## TASK DESCRIPTION
Please retype all of the data below, word for word.

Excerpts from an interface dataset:
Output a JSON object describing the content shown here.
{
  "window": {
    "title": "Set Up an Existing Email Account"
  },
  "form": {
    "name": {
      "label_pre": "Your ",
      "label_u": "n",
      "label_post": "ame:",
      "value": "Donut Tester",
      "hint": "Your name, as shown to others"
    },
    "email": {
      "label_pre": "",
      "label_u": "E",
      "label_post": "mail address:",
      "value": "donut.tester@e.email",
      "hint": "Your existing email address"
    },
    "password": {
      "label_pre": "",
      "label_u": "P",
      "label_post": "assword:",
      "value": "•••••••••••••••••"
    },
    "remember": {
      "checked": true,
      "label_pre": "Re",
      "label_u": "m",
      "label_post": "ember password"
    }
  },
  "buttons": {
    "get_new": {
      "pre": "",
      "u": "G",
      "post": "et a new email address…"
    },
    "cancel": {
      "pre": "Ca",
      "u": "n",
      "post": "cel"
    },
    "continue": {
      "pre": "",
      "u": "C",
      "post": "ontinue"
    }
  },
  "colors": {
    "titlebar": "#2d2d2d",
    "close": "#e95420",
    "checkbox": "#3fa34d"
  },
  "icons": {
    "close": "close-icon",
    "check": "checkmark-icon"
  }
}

## OUTPUT FOR THIS TASK
Output a JSON object describing the content shown here.
{
  "window": {
    "title": "Set Up an Existing Email Account"
  },
  "form": {
    "name": {
      "label_pre": "Your ",
      "label_u": "n",
      "label_post": "ame:",
      "value": "Donut Tester",
      "hint": "Your name, as shown to others"
    },
    "email": {
      "label_pre": "",
      "label_u": "E",
      "label_post": "mail address:",
      "value": "donut.tester@e.email",
      "hint": "Your existing email address"
    },
    "password": {
      "label_pre": "",
      "label_u": "P",
      "label_post": "assword:",
      "value": "•••••••••••••••••"
    },
    "remember": {
      "checked": true,
      "label_pre": "Re",
      "label_u": "m",
      "label_post": "ember password"
    }
  },
  "buttons": {
    "get_new": {
      "pre": "",
      "u": "G",
      "post": "et a new email address…"
    },
    "cancel": {
      "pre": "Ca",
      "u": "n",
      "post": "cel"
    },
    "continue": {
      "pre": "",
      "u": "C",
      "post": "ontinue"
    }
  },
  "colors": {
    "titlebar": "#2d2d2d",
    "close": "#e95420",
    "checkbox": "#3fa34d"
  },
  "icons": {
    "close": "close-icon",
    "check": "checkmark-icon"
  }
}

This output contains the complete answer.